by unclefester on Wed 11th Jan 2017 08:01 UTC in reply to "RE[2]: Comment by dionicio"
Member since:

it's sad but true. average consumer in 2017 gets worse daily sound quality in most things than in 1997, which itself was worse than 1977.

I was a teenager in 1977. Consumer audio equipment at the time was total shite. A good component stereo (which sounded far worse than an MP3 played on a modern $20 phone and $10 earbuds) cost as much as a new car.

Reply Parent Score: 3

RE[4]: Comment by dionicio
by enryfox on Wed 11th Jan 2017 12:35 in reply to "RE[3]: Comment by dionicio"
enryfox Member since:

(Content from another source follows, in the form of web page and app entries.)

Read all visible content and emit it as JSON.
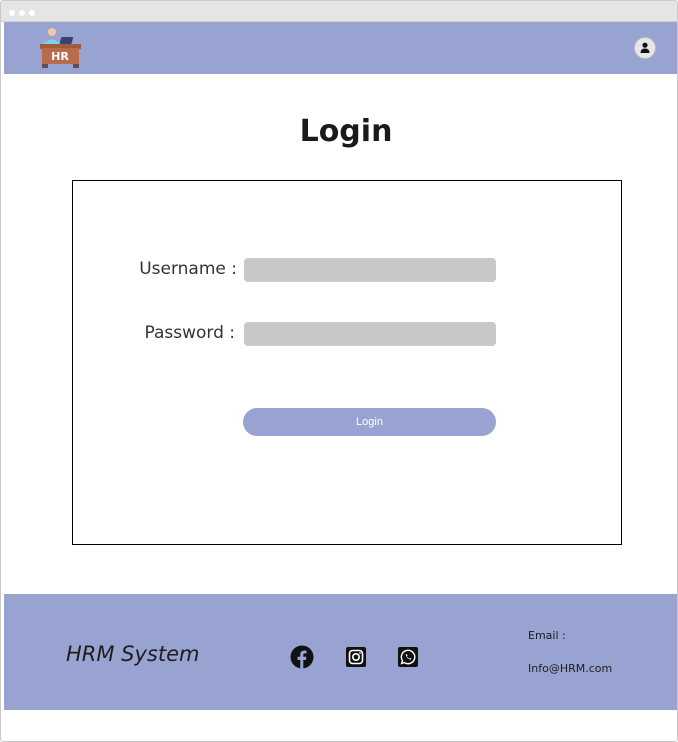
{
  "header": {
    "logo_text": "HR",
    "logo_icon": "hr-desk-logo",
    "user_icon": "user-icon"
  },
  "page": {
    "title": "Login"
  },
  "form": {
    "username_label": "Username :",
    "username_value": "",
    "password_label": "Password :",
    "password_value": "",
    "submit_label": "Login"
  },
  "footer": {
    "brand": "HRM System",
    "social": [
      "facebook-icon",
      "instagram-icon",
      "whatsapp-icon"
    ],
    "email_label": "Email :",
    "email_value": "Info@HRM.com"
  },
  "colors": {
    "accent": "#98a3d1",
    "input_bg": "#c8c8c8",
    "text": "#1e1e1e"
  }
}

I tend to agree that the quality of consumer grade equipment both in the 70's and 80's was quite poor. Anyone remember those terrible turntable + cassette player + amplifier combo with detachable speakers ? I remember one in my uncle home and it sounded terrible.

In my Hi-Fi set-up I have two units from the 70's (namely the power amplifier and the turntable) and they sound excellent but they were expensive back then.

The elcaset was quite expensive too and the sound quality was mostly the same as an open reel recorder running at 3 3/4 ips. It sounds great with no Noise Reduction system, but it was not meant as a general consumer support (as cassette or mp3 today).

Reply Parent Score: 1